> Problem to solve
The required answer is an exact copy of the records below, without pictures.

> Data records

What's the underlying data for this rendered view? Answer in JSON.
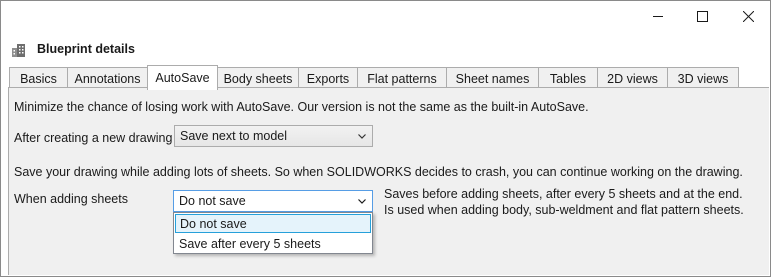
{
  "window": {
    "icons": {
      "minimize": "minimize-icon",
      "maximize": "maximize-icon",
      "close": "close-icon",
      "app": "building-icon"
    }
  },
  "header": {
    "title": "Blueprint details"
  },
  "tabs": [
    {
      "label": "Basics",
      "active": false
    },
    {
      "label": "Annotations",
      "active": false
    },
    {
      "label": "AutoSave",
      "active": true
    },
    {
      "label": "Body sheets",
      "active": false
    },
    {
      "label": "Exports",
      "active": false
    },
    {
      "label": "Flat patterns",
      "active": false
    },
    {
      "label": "Sheet names",
      "active": false
    },
    {
      "label": "Tables",
      "active": false
    },
    {
      "label": "2D views",
      "active": false
    },
    {
      "label": "3D views",
      "active": false
    }
  ],
  "autosave": {
    "intro": "Minimize the chance of losing work with AutoSave. Our version is not the same as the built-in AutoSave.",
    "new_drawing": {
      "label": "After creating a new drawing",
      "value": "Save next to model"
    },
    "sheets_intro": "Save your drawing while adding lots of sheets. So when SOLIDWORKS decides to crash, you can continue working on the drawing.",
    "adding_sheets": {
      "label": "When adding sheets",
      "value": "Do not save",
      "options": [
        "Do not save",
        "Save after every 5 sheets"
      ],
      "highlighted_index": 0,
      "help": "Saves before adding sheets, after every 5 sheets and at the end. Is used when adding body, sub-weldment and flat pattern sheets."
    }
  },
  "colors": {
    "accent": "#569de5",
    "selection_bg": "#e5f3fb",
    "selection_border": "#26a0da",
    "panel_bg": "#f0f0f0"
  }
}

> Reply to the exercise
What's the underlying data for this rendered view? Answer in JSON.
{
  "window": {
    "icons": {
      "minimize": "minimize-icon",
      "maximize": "maximize-icon",
      "close": "close-icon",
      "app": "building-icon"
    }
  },
  "header": {
    "title": "Blueprint details"
  },
  "tabs": [
    {
      "label": "Basics",
      "active": false
    },
    {
      "label": "Annotations",
      "active": false
    },
    {
      "label": "AutoSave",
      "active": true
    },
    {
      "label": "Body sheets",
      "active": false
    },
    {
      "label": "Exports",
      "active": false
    },
    {
      "label": "Flat patterns",
      "active": false
    },
    {
      "label": "Sheet names",
      "active": false
    },
    {
      "label": "Tables",
      "active": false
    },
    {
      "label": "2D views",
      "active": false
    },
    {
      "label": "3D views",
      "active": false
    }
  ],
  "autosave": {
    "intro": "Minimize the chance of losing work with AutoSave. Our version is not the same as the built-in AutoSave.",
    "new_drawing": {
      "label": "After creating a new drawing",
      "value": "Save next to model"
    },
    "sheets_intro": "Save your drawing while adding lots of sheets. So when SOLIDWORKS decides to crash, you can continue working on the drawing.",
    "adding_sheets": {
      "label": "When adding sheets",
      "value": "Do not save",
      "options": [
        "Do not save",
        "Save after every 5 sheets"
      ],
      "highlighted_index": 0,
      "help": "Saves before adding sheets, after every 5 sheets and at the end. Is used when adding body, sub-weldment and flat pattern sheets."
    }
  },
  "colors": {
    "accent": "#569de5",
    "selection_bg": "#e5f3fb",
    "selection_border": "#26a0da",
    "panel_bg": "#f0f0f0"
  }
}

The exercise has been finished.